Please go line by line and repeat the data below exactly, with no images.

(Element data from apps and pages)

<<<<

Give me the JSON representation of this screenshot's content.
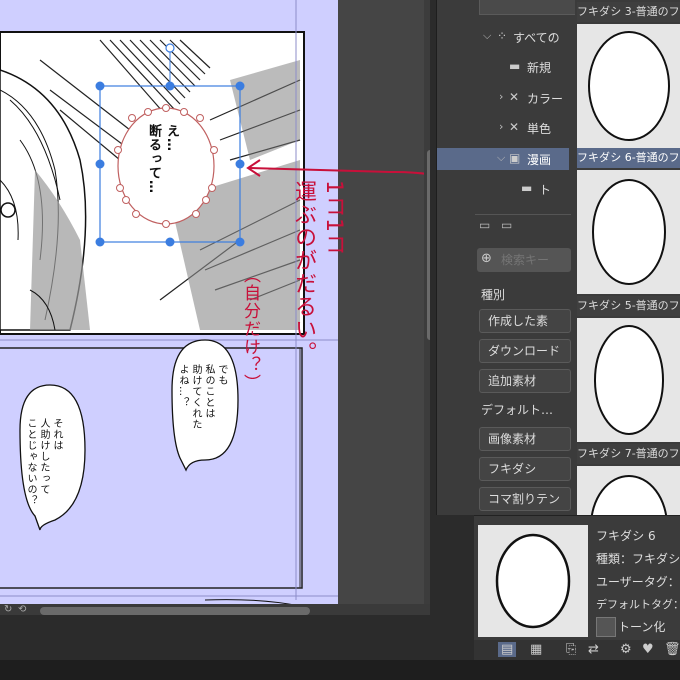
{
  "canvas": {
    "panel1_bubble": "え…\n断るって…",
    "panel2_bubble_right": "でも\n私のことは\n助けてくれた\nよね…？",
    "panel2_bubble_left": "それは\n人助けしたって\nことじゃないの？",
    "annotation_main": "1コ1コ\n運ぶのがだるい。",
    "annotation_side": "（自分だけ？）"
  },
  "material_tree": [
    {
      "label": "すべての",
      "icon": "grid-icon",
      "chevron": "⌵"
    },
    {
      "label": "新規",
      "icon": "folder-icon",
      "chevron": ""
    },
    {
      "label": "カラー",
      "icon": "cross-icon",
      "chevron": "›"
    },
    {
      "label": "単色",
      "icon": "cross-icon",
      "chevron": "›"
    },
    {
      "label": "漫画",
      "icon": "frame-icon",
      "chevron": "⌵"
    },
    {
      "label": "ト",
      "icon": "folder-icon",
      "chevron": ""
    }
  ],
  "search": {
    "placeholder": "検索キー"
  },
  "categories": {
    "label_kind": "種別",
    "items_kind": [
      "作成した素",
      "ダウンロード",
      "追加素材"
    ],
    "label_default": "デフォルト…",
    "items_default": [
      "画像素材",
      "フキダシ",
      "コマ割りテン"
    ]
  },
  "thumbnails": [
    {
      "label": "フキダシ 3-普通のフ"
    },
    {
      "label": "フキダシ 6-普通のフ"
    },
    {
      "label": "フキダシ 5-普通のフ"
    },
    {
      "label": "フキダシ 7-普通のフ"
    }
  ],
  "detail": {
    "name": "フキダシ 6",
    "type": "種類：フキダシ",
    "user_tag": "ユーザータグ：",
    "default_tag": "デフォルトタグ：フキ",
    "tone_label": "トーン化"
  },
  "colors": {
    "accent_selection": "#5a6a8a",
    "transform_handle": "#3b7de0",
    "page_blue": "#cfcfff",
    "annotation_red": "#c8103a"
  }
}
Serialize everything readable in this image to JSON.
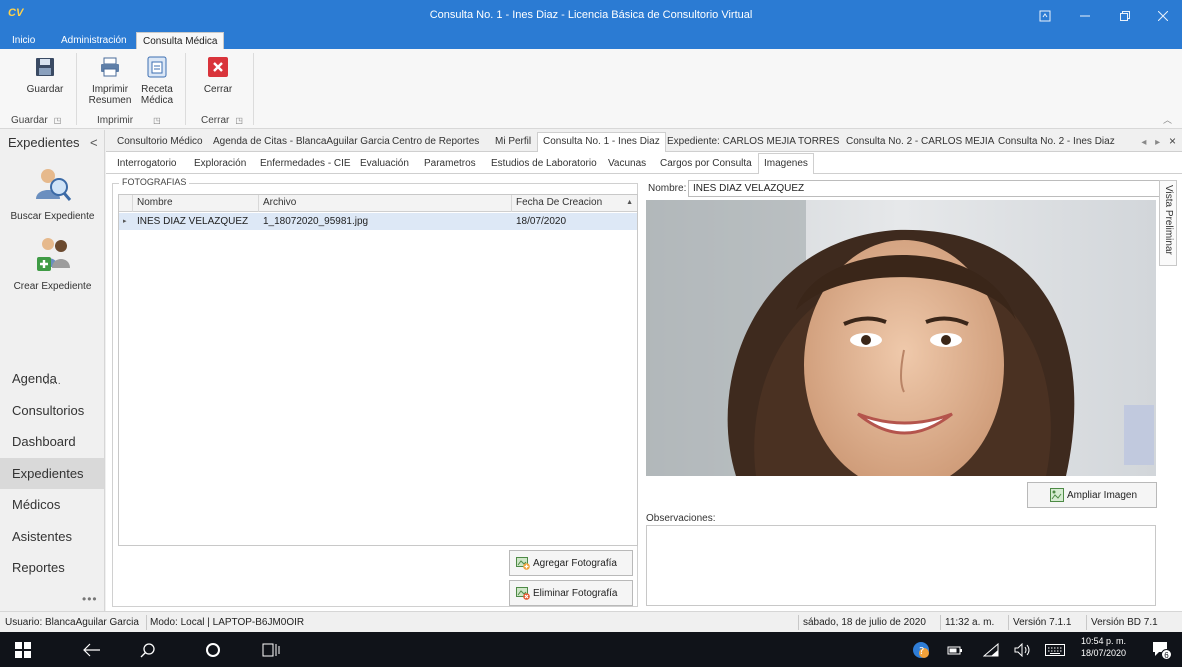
{
  "window": {
    "logo": "CV",
    "title": "Consulta No. 1 - Ines Diaz - Licencia Básica de Consultorio Virtual"
  },
  "ribbon_tabs": [
    "Inicio",
    "Administración",
    "Consulta Médica"
  ],
  "ribbon": {
    "buttons": {
      "guardar": "Guardar",
      "imprimir_resumen_1": "Imprimir",
      "imprimir_resumen_2": "Resumen",
      "receta_1": "Receta",
      "receta_2": "Médica",
      "cerrar": "Cerrar"
    },
    "groups": {
      "guardar": "Guardar",
      "imprimir": "Imprimir",
      "cerrar": "Cerrar"
    }
  },
  "leftnav": {
    "header": "Expedientes",
    "collapse": "<",
    "big_buttons": {
      "buscar": "Buscar Expediente",
      "crear": "Crear Expediente"
    },
    "dots": "......",
    "items": [
      "Agenda",
      "Consultorios",
      "Dashboard",
      "Expedientes",
      "Médicos",
      "Asistentes",
      "Reportes"
    ],
    "more": "•••"
  },
  "doc_tabs": [
    "Consultorio Médico",
    "Agenda de Citas - BlancaAguilar Garcia",
    "Centro de Reportes",
    "Mi Perfil",
    "Consulta No. 1 - Ines Diaz",
    "Expediente: CARLOS MEJIA TORRES",
    "Consulta No. 2 - CARLOS MEJIA",
    "Consulta No. 2 - Ines Diaz"
  ],
  "sub_tabs": [
    "Interrogatorio",
    "Exploración",
    "Enfermedades - CIE",
    "Evaluación",
    "Parametros",
    "Estudios de Laboratorio",
    "Vacunas",
    "Cargos por Consulta",
    "Imagenes"
  ],
  "fotografias": {
    "legend": "FOTOGRAFIAS",
    "columns": [
      "Nombre",
      "Archivo",
      "Fecha De Creacion"
    ],
    "rows": [
      {
        "nombre": "INES DIAZ VELAZQUEZ",
        "archivo": "1_18072020_95981.jpg",
        "fecha": "18/07/2020"
      }
    ],
    "agregar": "Agregar Fotografía",
    "eliminar": "Eliminar Fotografía"
  },
  "preview": {
    "nombre_label": "Nombre:",
    "nombre_value": "INES DIAZ VELAZQUEZ",
    "vista_tab": "Vista Preliminar",
    "ampliar": "Ampliar Imagen",
    "observaciones_label": "Observaciones:",
    "observaciones_value": ""
  },
  "statusbar": {
    "usuario": "Usuario: BlancaAguilar Garcia",
    "modo": "Modo: Local | LAPTOP-B6JM0OIR",
    "fecha": "sábado, 18 de julio de 2020",
    "hora": "11:32 a. m.",
    "version": "Versión  7.1.1",
    "version_bd": "Versión BD 7.1"
  },
  "taskbar": {
    "time": "10:54 p. m.",
    "date": "18/07/2020",
    "notification_count": "6"
  }
}
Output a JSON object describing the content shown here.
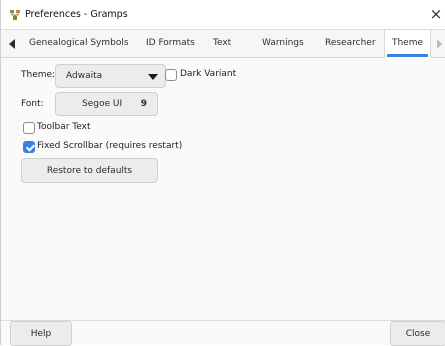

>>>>

_Reply to the exercise:_
Give me the JSON representation of this screenshot's content.
{
  "canvas": {
    "panel1_bubble": "え…\n断るって…",
    "panel2_bubble_right": "でも\n私のことは\n助けてくれた\nよね…？",
    "panel2_bubble_left": "それは\n人助けしたって\nことじゃないの？",
    "annotation_main": "1コ1コ\n運ぶのがだるい。",
    "annotation_side": "（自分だけ？）"
  },
  "material_tree": [
    {
      "label": "すべての",
      "icon": "grid-icon",
      "chevron": "⌵"
    },
    {
      "label": "新規",
      "icon": "folder-icon",
      "chevron": ""
    },
    {
      "label": "カラー",
      "icon": "cross-icon",
      "chevron": "›"
    },
    {
      "label": "単色",
      "icon": "cross-icon",
      "chevron": "›"
    },
    {
      "label": "漫画",
      "icon": "frame-icon",
      "chevron": "⌵"
    },
    {
      "label": "ト",
      "icon": "folder-icon",
      "chevron": ""
    }
  ],
  "search": {
    "placeholder": "検索キー"
  },
  "categories": {
    "label_kind": "種別",
    "items_kind": [
      "作成した素",
      "ダウンロード",
      "追加素材"
    ],
    "label_default": "デフォルト…",
    "items_default": [
      "画像素材",
      "フキダシ",
      "コマ割りテン"
    ]
  },
  "thumbnails": [
    {
      "label": "フキダシ 3-普通のフ"
    },
    {
      "label": "フキダシ 6-普通のフ"
    },
    {
      "label": "フキダシ 5-普通のフ"
    },
    {
      "label": "フキダシ 7-普通のフ"
    }
  ],
  "detail": {
    "name": "フキダシ 6",
    "type": "種類：フキダシ",
    "user_tag": "ユーザータグ：",
    "default_tag": "デフォルトタグ：フキ",
    "tone_label": "トーン化"
  },
  "colors": {
    "accent_selection": "#5a6a8a",
    "transform_handle": "#3b7de0",
    "page_blue": "#cfcfff",
    "annotation_red": "#c8103a"
  }
}
Serialize everything readable in this image to JSON.
{
  "window": {
    "logo": "CV",
    "title": "Consulta No. 1 - Ines Diaz - Licencia Básica de Consultorio Virtual"
  },
  "ribbon_tabs": [
    "Inicio",
    "Administración",
    "Consulta Médica"
  ],
  "ribbon": {
    "buttons": {
      "guardar": "Guardar",
      "imprimir_resumen_1": "Imprimir",
      "imprimir_resumen_2": "Resumen",
      "receta_1": "Receta",
      "receta_2": "Médica",
      "cerrar": "Cerrar"
    },
    "groups": {
      "guardar": "Guardar",
      "imprimir": "Imprimir",
      "cerrar": "Cerrar"
    }
  },
  "leftnav": {
    "header": "Expedientes",
    "collapse": "<",
    "big_buttons": {
      "buscar": "Buscar Expediente",
      "crear": "Crear Expediente"
    },
    "dots": "......",
    "items": [
      "Agenda",
      "Consultorios",
      "Dashboard",
      "Expedientes",
      "Médicos",
      "Asistentes",
      "Reportes"
    ],
    "more": "•••"
  },
  "doc_tabs": [
    "Consultorio Médico",
    "Agenda de Citas - BlancaAguilar Garcia",
    "Centro de Reportes",
    "Mi Perfil",
    "Consulta No. 1 - Ines Diaz",
    "Expediente: CARLOS MEJIA TORRES",
    "Consulta No. 2 - CARLOS MEJIA",
    "Consulta No. 2 - Ines Diaz"
  ],
  "sub_tabs": [
    "Interrogatorio",
    "Exploración",
    "Enfermedades - CIE",
    "Evaluación",
    "Parametros",
    "Estudios de Laboratorio",
    "Vacunas",
    "Cargos por Consulta",
    "Imagenes"
  ],
  "fotografias": {
    "legend": "FOTOGRAFIAS",
    "columns": [
      "Nombre",
      "Archivo",
      "Fecha De Creacion"
    ],
    "rows": [
      {
        "nombre": "INES DIAZ VELAZQUEZ",
        "archivo": "1_18072020_95981.jpg",
        "fecha": "18/07/2020"
      }
    ],
    "agregar": "Agregar Fotografía",
    "eliminar": "Eliminar Fotografía"
  },
  "preview": {
    "nombre_label": "Nombre:",
    "nombre_value": "INES DIAZ VELAZQUEZ",
    "vista_tab": "Vista Preliminar",
    "ampliar": "Ampliar Imagen",
    "observaciones_label": "Observaciones:",
    "observaciones_value": ""
  },
  "statusbar": {
    "usuario": "Usuario: BlancaAguilar Garcia",
    "modo": "Modo: Local | LAPTOP-B6JM0OIR",
    "fecha": "sábado, 18 de julio de 2020",
    "hora": "11:32 a. m.",
    "version": "Versión  7.1.1",
    "version_bd": "Versión BD 7.1"
  },
  "taskbar": {
    "time": "10:54 p. m.",
    "date": "18/07/2020",
    "notification_count": "6"
  }
}
Output a JSON object describing the content shown here.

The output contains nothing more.